In the remote Himalayan region of Changthang in Ladakh, many nomads, wiser after a lifetime of harsh life in sub-zero temperatures, face the dilemma of whether to leave their children behind in the new residential primary school or take them along on their seasonal trek across the hills with their livestock. And the choice is not easy…
The Nomadic Residential School offers classes from nursery to class eight and currently houses around 120 students and has a humble teaching staff of 14 people. It also has a couple of lady helpers to cater to the special needs of the very tender children of nursery. Mr. Karma Samtan Yeshey, who teaches Boti, a local language in the school apprised us that the school runs on donations from occasional European tourists. They have been trying to arrange for government aid for the last couple of years but as of now there hasn’t been much progress on that front. One of the reasons which is inhibiting extending education up to class ten here is the absence of steady cash flows. Beside this, hiring people willing to stay here and teach is also extremely challenging. Last year a European group had set up a computer lab for the children. However, Mr. Sonam Dorjee who teaches math and is presently acting as head of the school told us that he could not get anyone who could teach computers there. The lab remains closed since its inauguration.
None of the children housed here have ever gone to any city other than Leh, which is around 240km away. None of them have heard of Shoppers Stop, Facebook, McDonalds…may be that is why happiness abounds.
Editor’s Note – Anil Cherukupalli
There is a certain easy appeal to this photo essay that I cannot quite explain. There is something about it that appeals to me. One the surface it is a solid but straightforward documentation of a school in Ladakh. But its appeal lies somewhere deeper. Perhaps it is the cheerful disposition of almost all the people in the photographs.
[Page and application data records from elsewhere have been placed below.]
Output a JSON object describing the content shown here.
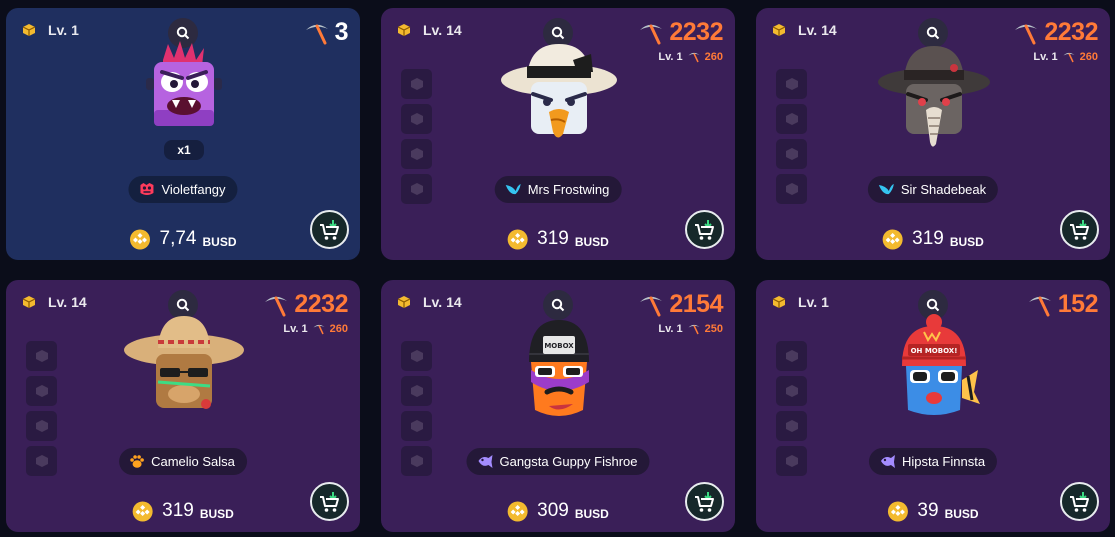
{
  "colors": {
    "card_purple": "#3a1f58",
    "card_blue": "#1f2f5f",
    "power_orange": "#ff7a38",
    "coin_gold": "#f3ba2f",
    "cart_green": "#3ddc84"
  },
  "cards": [
    {
      "level": "Lv. 1",
      "power": "3",
      "quantity": "x1",
      "name": "Violetfangy",
      "price": "7,74",
      "currency": "BUSD",
      "style": "blue",
      "species_icon": "monster-face-icon",
      "art": "violet-cube-monster"
    },
    {
      "level": "Lv. 14",
      "power": "2232",
      "sub_level": "Lv. 1",
      "sub_power": "260",
      "name": "Mrs Frostwing",
      "price": "319",
      "currency": "BUSD",
      "style": "purple",
      "species_icon": "bird-icon",
      "art": "white-hat-bird"
    },
    {
      "level": "Lv. 14",
      "power": "2232",
      "sub_level": "Lv. 1",
      "sub_power": "260",
      "name": "Sir Shadebeak",
      "price": "319",
      "currency": "BUSD",
      "style": "purple",
      "species_icon": "bird-icon",
      "art": "fedora-dark-bird"
    },
    {
      "level": "Lv. 14",
      "power": "2232",
      "sub_level": "Lv. 1",
      "sub_power": "260",
      "name": "Camelio Salsa",
      "price": "319",
      "currency": "BUSD",
      "style": "purple",
      "species_icon": "paw-icon",
      "art": "sombrero-camel"
    },
    {
      "level": "Lv. 14",
      "power": "2154",
      "sub_level": "Lv. 1",
      "sub_power": "250",
      "name": "Gangsta Guppy Fishroe",
      "price": "309",
      "currency": "BUSD",
      "style": "purple",
      "species_icon": "fish-icon",
      "art": "beanie-fish",
      "beanie_text": "MOBOX"
    },
    {
      "level": "Lv. 1",
      "power": "152",
      "name": "Hipsta Finnsta",
      "price": "39",
      "currency": "BUSD",
      "style": "purple",
      "species_icon": "fish-icon",
      "art": "red-beanie-fish",
      "beanie_text": "OH MOBOX!"
    }
  ]
}
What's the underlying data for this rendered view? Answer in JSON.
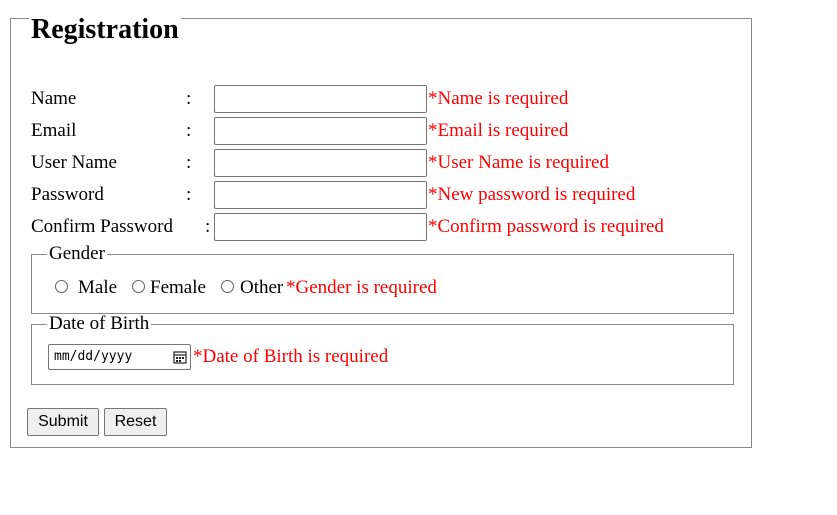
{
  "form": {
    "legend": "Registration",
    "fields": [
      {
        "label": "Name",
        "colon": ":",
        "value": "",
        "error": "*Name is required"
      },
      {
        "label": "Email",
        "colon": ":",
        "value": "",
        "error": "*Email is required"
      },
      {
        "label": "User Name",
        "colon": ":",
        "value": "",
        "error": "*User Name is required"
      },
      {
        "label": "Password",
        "colon": ":",
        "value": "",
        "error": "*New password is required"
      },
      {
        "label": "Confirm Password",
        "colon": ":",
        "value": "",
        "error": "*Confirm password is required"
      }
    ],
    "gender": {
      "legend": "Gender",
      "options": [
        "Male",
        "Female",
        "Other"
      ],
      "selected": null,
      "error": "*Gender is required"
    },
    "dob": {
      "legend": "Date of Birth",
      "placeholder": "mm/dd/yyyy",
      "error": "*Date of Birth is required"
    },
    "buttons": {
      "submit": "Submit",
      "reset": "Reset"
    }
  },
  "colors": {
    "error": "#ff0000",
    "border": "#8a8a8a",
    "button_bg": "#efefef"
  },
  "icons": {
    "date_picker": "calendar-icon"
  }
}
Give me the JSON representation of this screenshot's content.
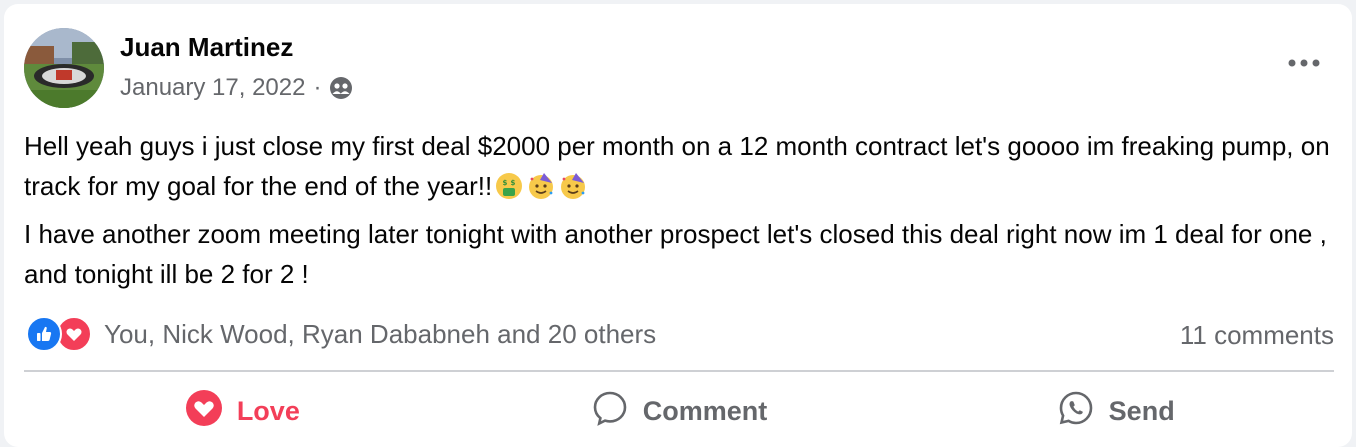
{
  "post": {
    "author": "Juan Martinez",
    "date": "January 17, 2022",
    "separator": "·",
    "audience_icon": "friends-icon",
    "more_icon": "more-options-icon",
    "paragraphs": [
      "Hell yeah guys i just close my first deal $2000 per month on a 12 month contract let's goooo  im freaking pump, on track for my goal for the end of the year!!",
      "I have another zoom meeting later tonight with another prospect let's closed this deal right now im 1 deal for one , and tonight ill be 2 for 2 !"
    ],
    "emojis": [
      "money-mouth-face-emoji",
      "partying-face-emoji",
      "partying-face-emoji"
    ]
  },
  "reactions": {
    "icons": [
      "like-icon",
      "love-icon"
    ],
    "summary": "You, Nick Wood, Ryan Dababneh and 20 others",
    "comments": "11 comments"
  },
  "actions": {
    "love_label": "Love",
    "comment_label": "Comment",
    "send_label": "Send"
  },
  "colors": {
    "love": "#f33e58",
    "like": "#1877f2",
    "secondary_text": "#65676b"
  }
}
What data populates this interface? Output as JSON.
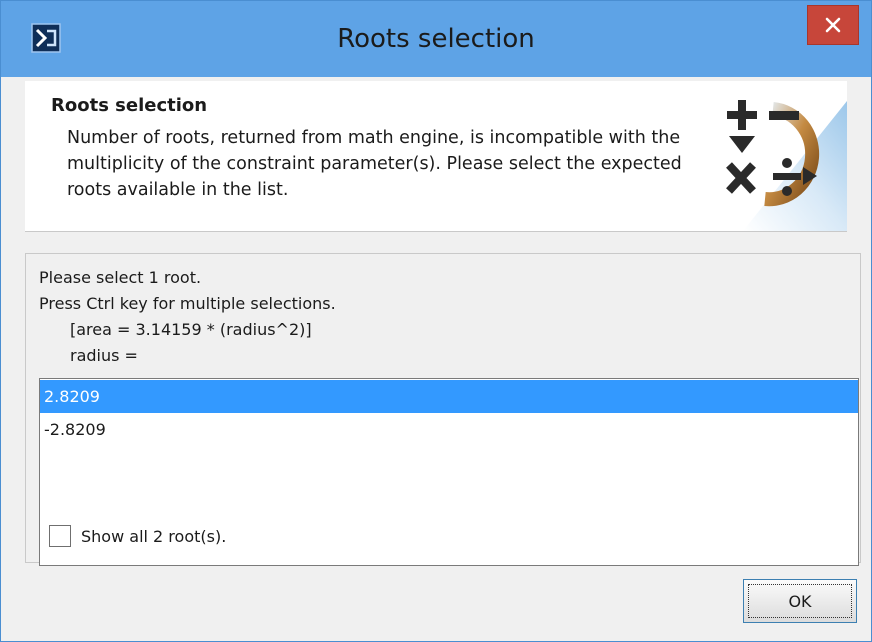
{
  "window": {
    "title": "Roots selection",
    "icons": {
      "app": "app-icon",
      "close": "close-icon"
    },
    "colors": {
      "titlebar": "#5ea3e6",
      "close": "#c7463a",
      "selection": "#3399ff"
    }
  },
  "header": {
    "title": "Roots selection",
    "description": "Number of roots, returned from math engine, is incompatible with the multiplicity of the constraint parameter(s). Please select the expected roots available in the list.",
    "icon": "math-operations-icon"
  },
  "content": {
    "instructions": [
      "Please select 1 root.",
      "Press Ctrl key for multiple selections.",
      "[area = 3.14159 * (radius^2)]",
      "radius ="
    ],
    "roots": [
      {
        "value": "2.8209",
        "selected": true
      },
      {
        "value": "-2.8209",
        "selected": false
      }
    ],
    "show_all": {
      "label": "Show all 2 root(s).",
      "checked": false
    }
  },
  "footer": {
    "ok_label": "OK"
  }
}
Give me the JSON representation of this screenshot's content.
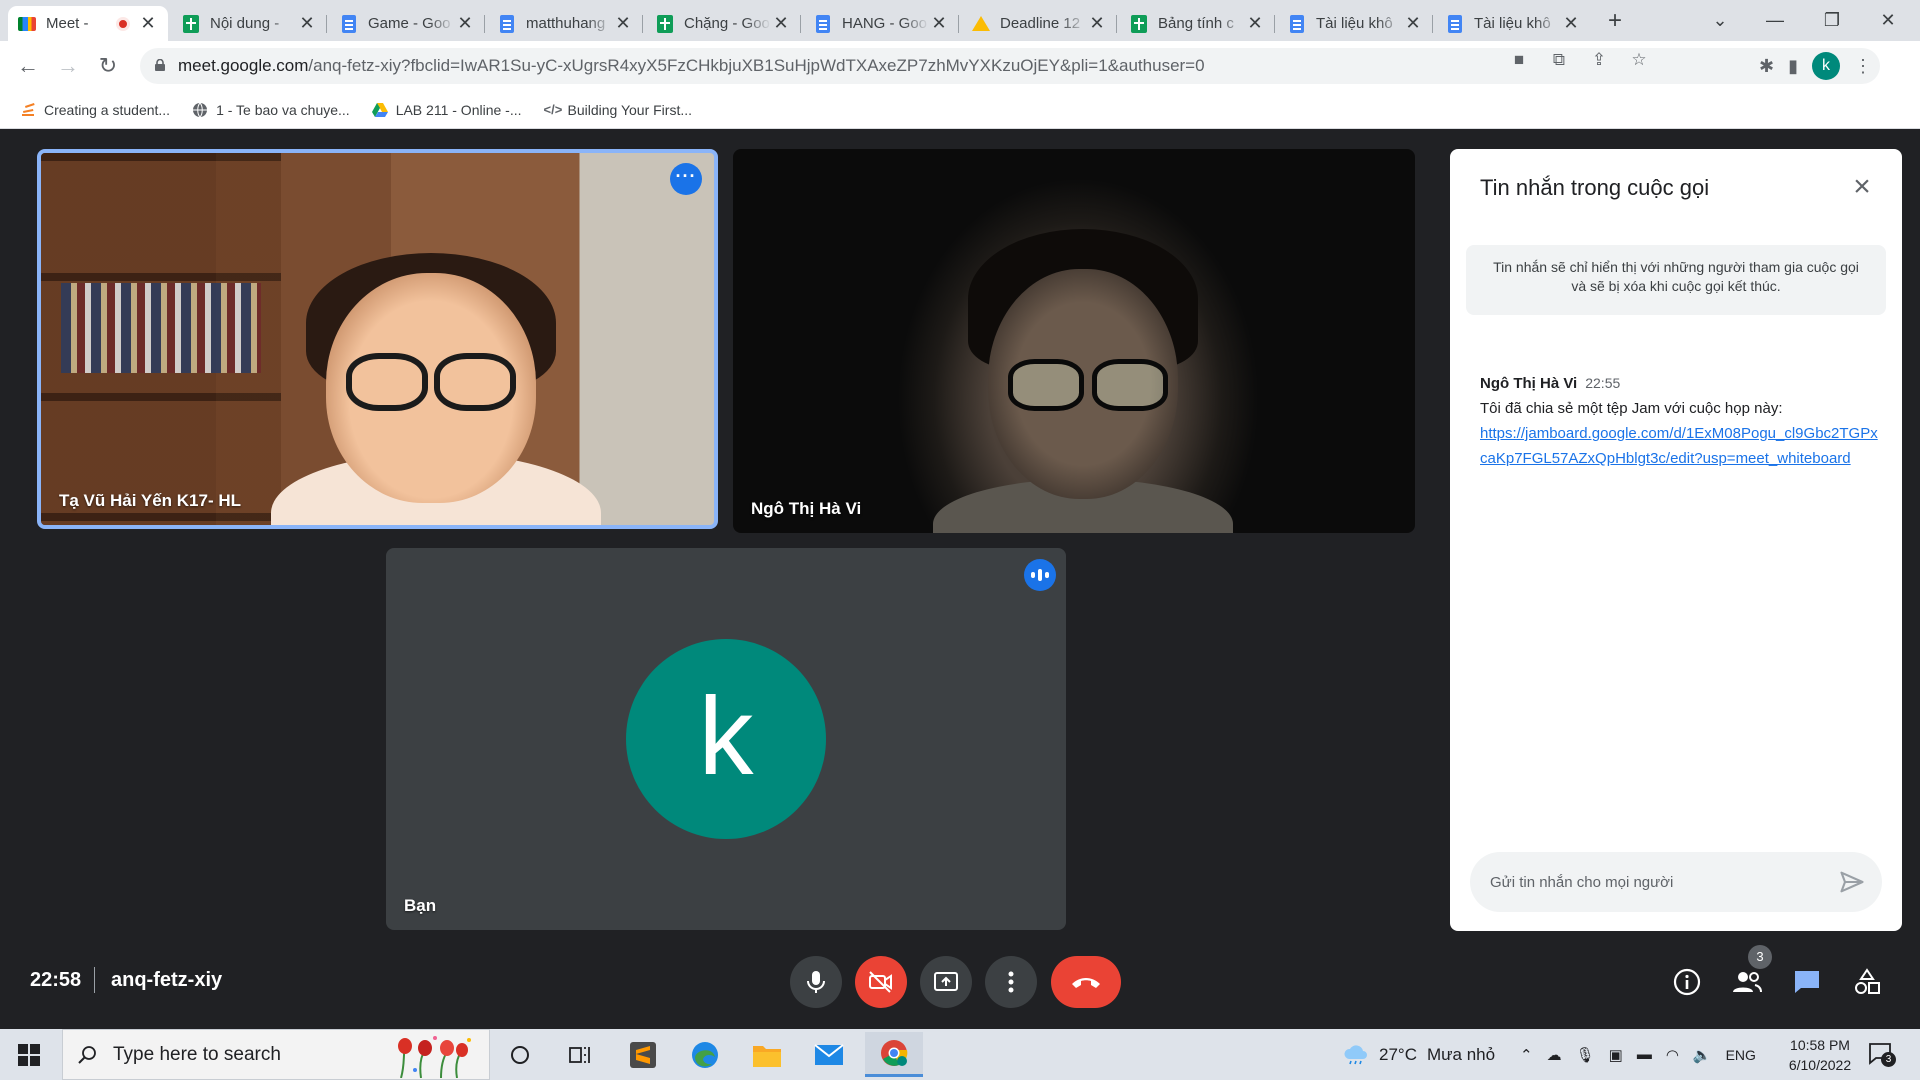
{
  "browser": {
    "tabs": [
      {
        "title": "Meet -",
        "icon": "meet-icon",
        "recording": true,
        "active": true
      },
      {
        "title": "Nội dung -",
        "icon": "sheets-icon"
      },
      {
        "title": "Game - Goo",
        "icon": "docs-icon"
      },
      {
        "title": "matthuhang",
        "icon": "docs-icon"
      },
      {
        "title": "Chặng - Goo",
        "icon": "sheets-icon"
      },
      {
        "title": "HANG - Goo",
        "icon": "docs-icon"
      },
      {
        "title": "Deadline 12",
        "icon": "drive-icon"
      },
      {
        "title": "Bảng tính c",
        "icon": "sheets-icon"
      },
      {
        "title": "Tài liệu khô",
        "icon": "docs-icon"
      },
      {
        "title": "Tài liệu khô",
        "icon": "docs-icon"
      }
    ],
    "url_host": "meet.google.com",
    "url_rest": "/anq-fetz-xiy?fbclid=IwAR1Su-yC-xUgrsR4xyX5FzCHkbjuXB1SuHjpWdTXAxeZP7zhMvYXKzuOjEY&pli=1&authuser=0",
    "profile_initial": "k",
    "bookmarks": [
      {
        "label": "Creating a student...",
        "icon": "stack-icon"
      },
      {
        "label": "1 - Te bao va chuye...",
        "icon": "globe-icon"
      },
      {
        "label": "LAB 211 - Online -...",
        "icon": "drive-icon"
      },
      {
        "label": "Building Your First...",
        "icon": "code-icon"
      }
    ]
  },
  "meet": {
    "participants": [
      {
        "name": "Tạ Vũ Hải Yến K17- HL"
      },
      {
        "name": "Ngô Thị Hà Vi"
      },
      {
        "name": "Bạn",
        "avatar_initial": "k"
      }
    ],
    "chat": {
      "title": "Tin nhắn trong cuộc gọi",
      "notice": "Tin nhắn sẽ chỉ hiển thị với những người tham gia cuộc gọi và sẽ bị xóa khi cuộc gọi kết thúc.",
      "messages": [
        {
          "sender": "Ngô Thị Hà Vi",
          "time": "22:55",
          "text": "Tôi đã chia sẻ một tệp Jam với cuộc họp này:",
          "link": "https://jamboard.google.com/d/1ExM08Pogu_cl9Gbc2TGPxcaKp7FGL57AZxQpHblgt3c/edit?usp=meet_whiteboard"
        }
      ],
      "input_placeholder": "Gửi tin nhắn cho mọi người"
    },
    "time": "22:58",
    "meeting_code": "anq-fetz-xiy",
    "people_count": "3"
  },
  "taskbar": {
    "search_placeholder": "Type here to search",
    "weather_temp": "27°C",
    "weather_desc": "Mưa nhỏ",
    "language": "ENG",
    "clock_time": "10:58 PM",
    "clock_date": "6/10/2022",
    "notification_count": "3"
  },
  "colors": {
    "meet_bg": "#202124",
    "tile_bg": "#3c4043",
    "accent_blue": "#1a73e8",
    "hangup_red": "#ea4335",
    "avatar_teal": "#00897b"
  }
}
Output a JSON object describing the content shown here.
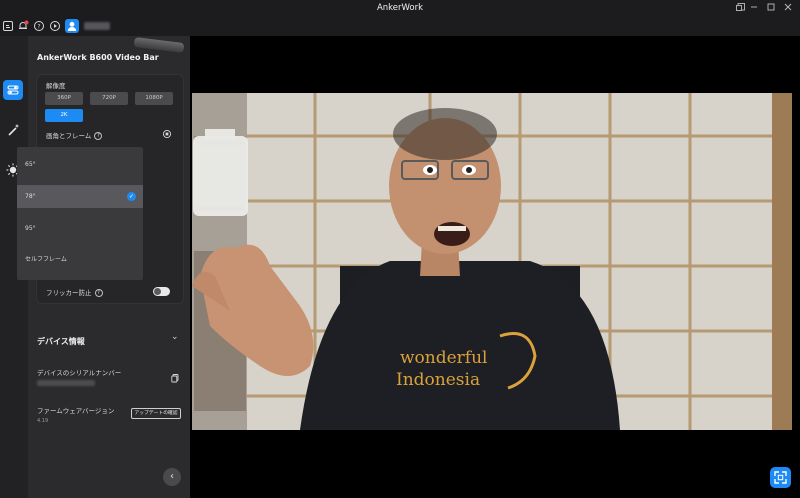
{
  "window": {
    "title": "AnkerWork",
    "controls": [
      "restore-down",
      "minimize",
      "maximize",
      "close"
    ]
  },
  "toolbar": {
    "icons": [
      "screen-share-icon",
      "notification-bell-icon",
      "help-icon",
      "video-play-icon"
    ],
    "notification_dot_color": "#e5484d",
    "user_avatar_color": "#1e8bf5"
  },
  "rail": {
    "items": [
      "camera-settings",
      "beauty-wand",
      "lighting"
    ],
    "active_color": "#1e8bf5"
  },
  "device": {
    "title": "AnkerWork B600 Video Bar"
  },
  "resolution": {
    "label": "解像度",
    "options": [
      "360P",
      "720P",
      "1080P",
      "2K"
    ],
    "selected": "2K"
  },
  "fov": {
    "label": "画角とフレーム",
    "help": "?",
    "options": [
      "65°",
      "78°",
      "95°",
      "セルフフレーム"
    ],
    "selected": "78°",
    "check": "✓"
  },
  "flicker": {
    "label": "フリッカー防止",
    "help": "?",
    "enabled": false
  },
  "device_info": {
    "title": "デバイス情報",
    "chevron": "⌄",
    "serial_label": "デバイスのシリアルナンバー",
    "firmware_label": "ファームウェアバージョン",
    "firmware_version": "4.19",
    "update_button": "アップデートの確認"
  },
  "panel": {
    "collapse": "‹"
  },
  "preview": {
    "shirt_text_line1": "wonderful",
    "shirt_text_line2": "Indonesia"
  }
}
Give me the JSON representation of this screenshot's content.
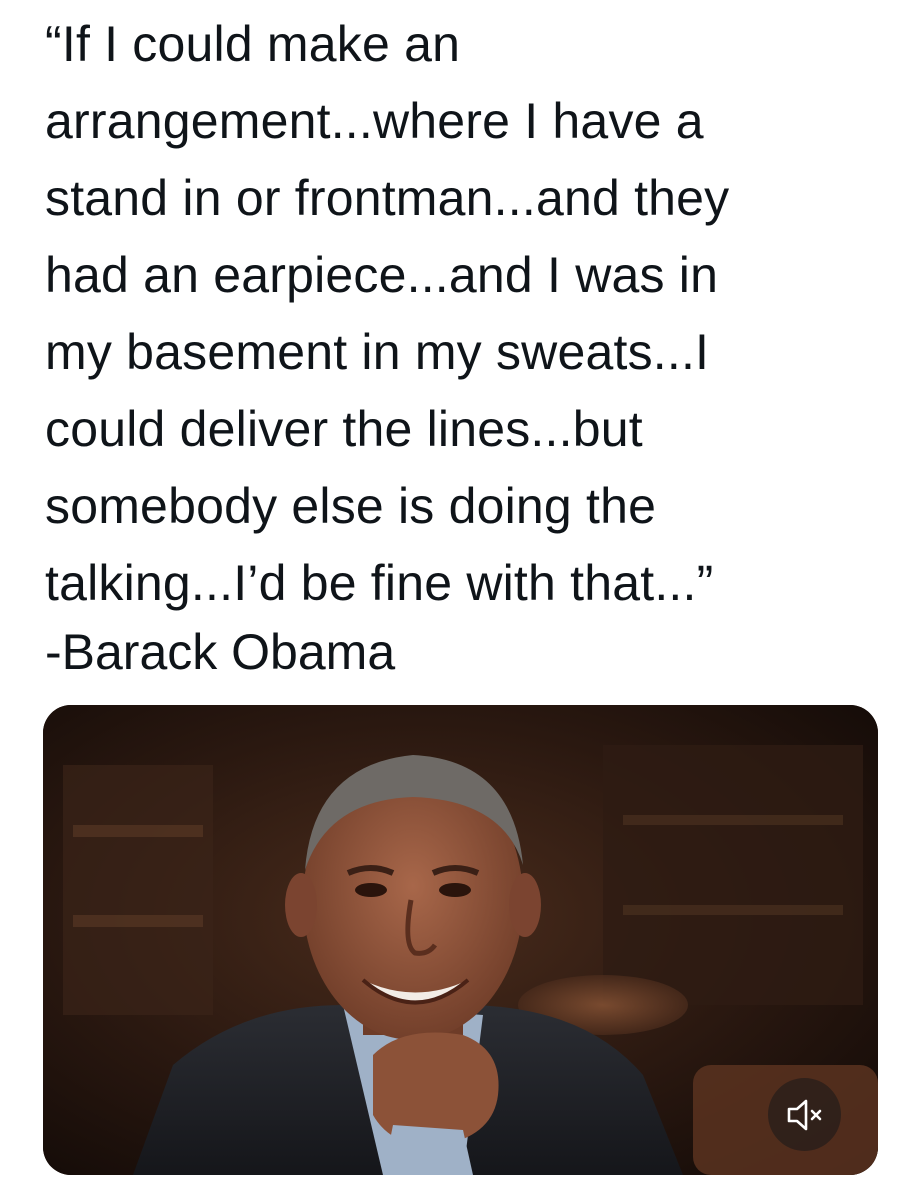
{
  "post": {
    "quote_lines": [
      "“If I could make an",
      "arrangement...where I have a",
      "stand in or frontman...and they",
      "had an earpiece...and I was in",
      "my basement in my sweats...I",
      "could deliver the lines...but",
      "somebody else is doing the",
      "talking...I’d be fine with that...”"
    ],
    "attribution": "-Barack Obama"
  },
  "media": {
    "type": "video",
    "mute_icon": "speaker-muted-icon",
    "muted": true
  }
}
Documentary photography often ends up being so serious that once in a while you like to look at something simpler and cheerful. But that is not it. It is perhaps the dedication to education apparent in these photographs that touches you. The brave parents who only know a nomadic lifestyle but who are beginning to believe education will change the otherwise harsh lives of their children. The dedicated teachers working in such a remote region. And most of all the children, who have to stay away from their parents and homes and adjust to a disciplined lifestyle. It is this collective faith in the power of education that permeates these photos and gives them that added depth. While most people come back from Ladakh with photos of the astounding landscapes, Sagarneel has instead come back with a quiet but arresting photo essay on how the children of Changthang are forging a different future.